By late June it sure looked like both the hurdle and high jump records could be beaten but the opportunities just never came along. Rollins regrouped after USAs with the apparent lone goal of winning the Worlds, and Bondarenko often had too much competition to concentrate on the record.
There were some late-season close calls too. Tatyana Lysenko went to #2 all-time in the hammer and Mariya Abakumova had a long mark in the javelin.
Is it possible that the most talented athletes simply had post-Olympic letdown?
Upon further review, it appears that you are correct about Renaud Lavillenie. That is what I get for trying to analyze the pole vault.
I think the post-Olympic letdown idea definitely holds water. The most recent example to look at would be the 2009 season which came on the heels of the Beijing Olympics. In 2009 there were only four world records set. I say only because there were 13 in 2008.

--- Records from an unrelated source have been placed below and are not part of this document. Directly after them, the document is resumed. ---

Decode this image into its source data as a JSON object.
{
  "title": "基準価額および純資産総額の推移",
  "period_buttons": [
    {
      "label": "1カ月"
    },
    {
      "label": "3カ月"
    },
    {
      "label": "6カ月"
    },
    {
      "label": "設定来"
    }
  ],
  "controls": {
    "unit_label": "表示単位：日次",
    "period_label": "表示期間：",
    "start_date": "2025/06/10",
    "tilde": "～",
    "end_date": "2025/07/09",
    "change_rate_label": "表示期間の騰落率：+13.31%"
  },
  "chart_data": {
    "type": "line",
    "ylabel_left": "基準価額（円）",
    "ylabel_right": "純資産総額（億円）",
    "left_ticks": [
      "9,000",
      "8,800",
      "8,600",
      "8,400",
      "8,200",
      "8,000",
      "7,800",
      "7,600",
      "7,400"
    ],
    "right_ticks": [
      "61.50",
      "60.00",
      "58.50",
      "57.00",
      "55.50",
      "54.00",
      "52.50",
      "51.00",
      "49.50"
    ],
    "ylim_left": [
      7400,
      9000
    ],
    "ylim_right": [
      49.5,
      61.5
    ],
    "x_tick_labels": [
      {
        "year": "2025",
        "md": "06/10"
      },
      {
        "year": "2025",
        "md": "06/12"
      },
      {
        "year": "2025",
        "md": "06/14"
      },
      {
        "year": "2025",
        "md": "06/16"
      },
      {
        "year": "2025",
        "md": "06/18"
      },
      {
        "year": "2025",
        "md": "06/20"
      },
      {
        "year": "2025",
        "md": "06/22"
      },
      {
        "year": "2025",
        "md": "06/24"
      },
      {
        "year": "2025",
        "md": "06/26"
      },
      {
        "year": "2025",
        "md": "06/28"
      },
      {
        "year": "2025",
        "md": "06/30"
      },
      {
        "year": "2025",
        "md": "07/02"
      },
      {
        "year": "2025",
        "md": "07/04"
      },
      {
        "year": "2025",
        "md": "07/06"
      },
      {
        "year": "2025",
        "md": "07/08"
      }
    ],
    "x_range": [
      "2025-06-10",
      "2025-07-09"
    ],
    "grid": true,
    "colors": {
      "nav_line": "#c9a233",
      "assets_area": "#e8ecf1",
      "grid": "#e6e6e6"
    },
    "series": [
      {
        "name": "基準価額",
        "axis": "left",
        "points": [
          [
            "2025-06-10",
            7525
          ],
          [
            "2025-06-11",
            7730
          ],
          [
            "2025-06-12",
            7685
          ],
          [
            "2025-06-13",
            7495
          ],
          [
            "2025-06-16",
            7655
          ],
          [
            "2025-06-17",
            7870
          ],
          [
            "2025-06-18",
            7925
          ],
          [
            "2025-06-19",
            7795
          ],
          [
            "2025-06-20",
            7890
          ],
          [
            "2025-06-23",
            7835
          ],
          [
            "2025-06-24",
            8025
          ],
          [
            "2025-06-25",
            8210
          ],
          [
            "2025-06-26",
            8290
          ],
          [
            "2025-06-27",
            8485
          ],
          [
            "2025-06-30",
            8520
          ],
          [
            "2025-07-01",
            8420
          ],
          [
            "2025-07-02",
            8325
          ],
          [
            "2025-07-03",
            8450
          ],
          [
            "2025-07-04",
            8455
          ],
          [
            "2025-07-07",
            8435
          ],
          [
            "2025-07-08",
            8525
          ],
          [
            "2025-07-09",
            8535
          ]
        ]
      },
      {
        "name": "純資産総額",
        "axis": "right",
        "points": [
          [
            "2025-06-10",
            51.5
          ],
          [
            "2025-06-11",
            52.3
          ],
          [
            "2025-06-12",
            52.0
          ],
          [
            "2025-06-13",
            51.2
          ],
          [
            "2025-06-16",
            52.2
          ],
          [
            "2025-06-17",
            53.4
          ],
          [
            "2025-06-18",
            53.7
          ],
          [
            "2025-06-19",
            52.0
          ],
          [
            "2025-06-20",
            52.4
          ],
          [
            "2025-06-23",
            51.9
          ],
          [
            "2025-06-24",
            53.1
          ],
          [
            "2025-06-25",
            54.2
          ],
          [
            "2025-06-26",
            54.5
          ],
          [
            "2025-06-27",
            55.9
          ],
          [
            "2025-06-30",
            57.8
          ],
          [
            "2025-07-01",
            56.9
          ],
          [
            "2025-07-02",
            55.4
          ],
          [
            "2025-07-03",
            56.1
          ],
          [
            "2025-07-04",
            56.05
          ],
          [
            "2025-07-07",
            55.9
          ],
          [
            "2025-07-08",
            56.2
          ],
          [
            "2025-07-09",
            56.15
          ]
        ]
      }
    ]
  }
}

Contrast that with the six we saw in 2012, and now it doesn’t seem all that surprising that there haven’t been any in 2013. With the progressions in the “new” events that you outlined, and the superstars coming down to earth (at least for this season) fewer and fewer records are even in the discussion.
Many of the marks that aren’t in reach are so unattainable that I don’t think you or I will see them in our lifetime (3:50 in the women’s 1500, 47.60 in the 400, etc.). There are obvious suspicions that accompany many of the women’s records. The evidence is stronger in some cases than others, but history has proven that much of what was accomplished in the 70s and 80s isn’t feasible in today’s advanced drug testing climate.
Would you be in favor of revising these records?
I’ve long thought most records that remain from the 80s should be ignored. The rules under which athletes competed were different, specifically the absence of random out-of-competition drug testing. In my mind it’s just like the javelin; when the rules changed in that event, the record book changed.
I wonder how the public would react to a record readjustment–especially in sport that is so numbers based. If you took away the marks from the 80s and early 90s, Allyson Felix would be the world record holder in the women’s 200. Think that would impact her popularity in the United States and abroad?
If the record drought continues past this year it will also be interesting to follow how it impacts the popularity, or lack thereof, of the sport worldwide. As you mentioned in your initial response, records are one of the few parts of track and field that the mainstream sports fan really seems to value.